WHAT YOU ARE ASKED TO DO:
What is needed here is an exact copy of all the data.

+++

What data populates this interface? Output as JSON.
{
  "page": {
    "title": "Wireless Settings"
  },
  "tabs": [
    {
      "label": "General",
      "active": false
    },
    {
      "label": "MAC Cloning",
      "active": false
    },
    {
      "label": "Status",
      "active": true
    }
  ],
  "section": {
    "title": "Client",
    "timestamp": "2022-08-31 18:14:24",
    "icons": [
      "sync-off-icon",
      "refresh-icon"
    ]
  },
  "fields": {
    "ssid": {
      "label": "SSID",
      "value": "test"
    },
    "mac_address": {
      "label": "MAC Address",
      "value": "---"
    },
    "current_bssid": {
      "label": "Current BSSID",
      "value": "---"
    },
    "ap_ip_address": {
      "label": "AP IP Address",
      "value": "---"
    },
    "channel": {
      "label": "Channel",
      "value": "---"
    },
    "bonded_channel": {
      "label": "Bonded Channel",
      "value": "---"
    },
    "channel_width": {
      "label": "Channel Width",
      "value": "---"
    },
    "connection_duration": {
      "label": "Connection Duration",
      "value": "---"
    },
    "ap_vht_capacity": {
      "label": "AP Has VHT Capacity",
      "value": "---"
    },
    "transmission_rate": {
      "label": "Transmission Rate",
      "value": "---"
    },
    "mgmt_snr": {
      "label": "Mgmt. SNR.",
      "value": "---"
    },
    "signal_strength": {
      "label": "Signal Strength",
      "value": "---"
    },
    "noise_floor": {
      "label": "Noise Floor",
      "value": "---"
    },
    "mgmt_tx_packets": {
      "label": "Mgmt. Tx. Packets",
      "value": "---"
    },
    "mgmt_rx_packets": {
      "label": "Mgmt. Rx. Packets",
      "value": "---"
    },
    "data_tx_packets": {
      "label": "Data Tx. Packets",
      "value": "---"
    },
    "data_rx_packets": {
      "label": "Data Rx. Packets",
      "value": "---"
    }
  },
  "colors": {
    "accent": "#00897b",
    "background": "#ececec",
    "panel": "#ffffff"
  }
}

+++

ANSWER TO THE PROBLEM:
What data populates this interface? Output as JSON.
{
  "page": {
    "title": "Wireless Settings"
  },
  "tabs": [
    {
      "label": "General",
      "active": false
    },
    {
      "label": "MAC Cloning",
      "active": false
    },
    {
      "label": "Status",
      "active": true
    }
  ],
  "section": {
    "title": "Client",
    "timestamp": "2022-08-31 18:14:24",
    "icons": [
      "sync-off-icon",
      "refresh-icon"
    ]
  },
  "fields": {
    "ssid": {
      "label": "SSID",
      "value": "test"
    },
    "mac_address": {
      "label": "MAC Address",
      "value": "---"
    },
    "current_bssid": {
      "label": "Current BSSID",
      "value": "---"
    },
    "ap_ip_address": {
      "label": "AP IP Address",
      "value": "---"
    },
    "channel": {
      "label": "Channel",
      "value": "---"
    },
    "bonded_channel": {
      "label": "Bonded Channel",
      "value": "---"
    },
    "channel_width": {
      "label": "Channel Width",
      "value": "---"
    },
    "connection_duration": {
      "label": "Connection Duration",
      "value": "---"
    },
    "ap_vht_capacity": {
      "label": "AP Has VHT Capacity",
      "value": "---"
    },
    "transmission_rate": {
      "label": "Transmission Rate",
      "value": "---"
    },
    "mgmt_snr": {
      "label": "Mgmt. SNR.",
      "value": "---"
    },
    "signal_strength": {
      "label": "Signal Strength",
      "value": "---"
    },
    "noise_floor": {
      "label": "Noise Floor",
      "value": "---"
    },
    "mgmt_tx_packets": {
      "label": "Mgmt. Tx. Packets",
      "value": "---"
    },
    "mgmt_rx_packets": {
      "label": "Mgmt. Rx. Packets",
      "value": "---"
    },
    "data_tx_packets": {
      "label": "Data Tx. Packets",
      "value": "---"
    },
    "data_rx_packets": {
      "label": "Data Rx. Packets",
      "value": "---"
    }
  },
  "colors": {
    "accent": "#00897b",
    "background": "#ececec",
    "panel": "#ffffff"
  }
}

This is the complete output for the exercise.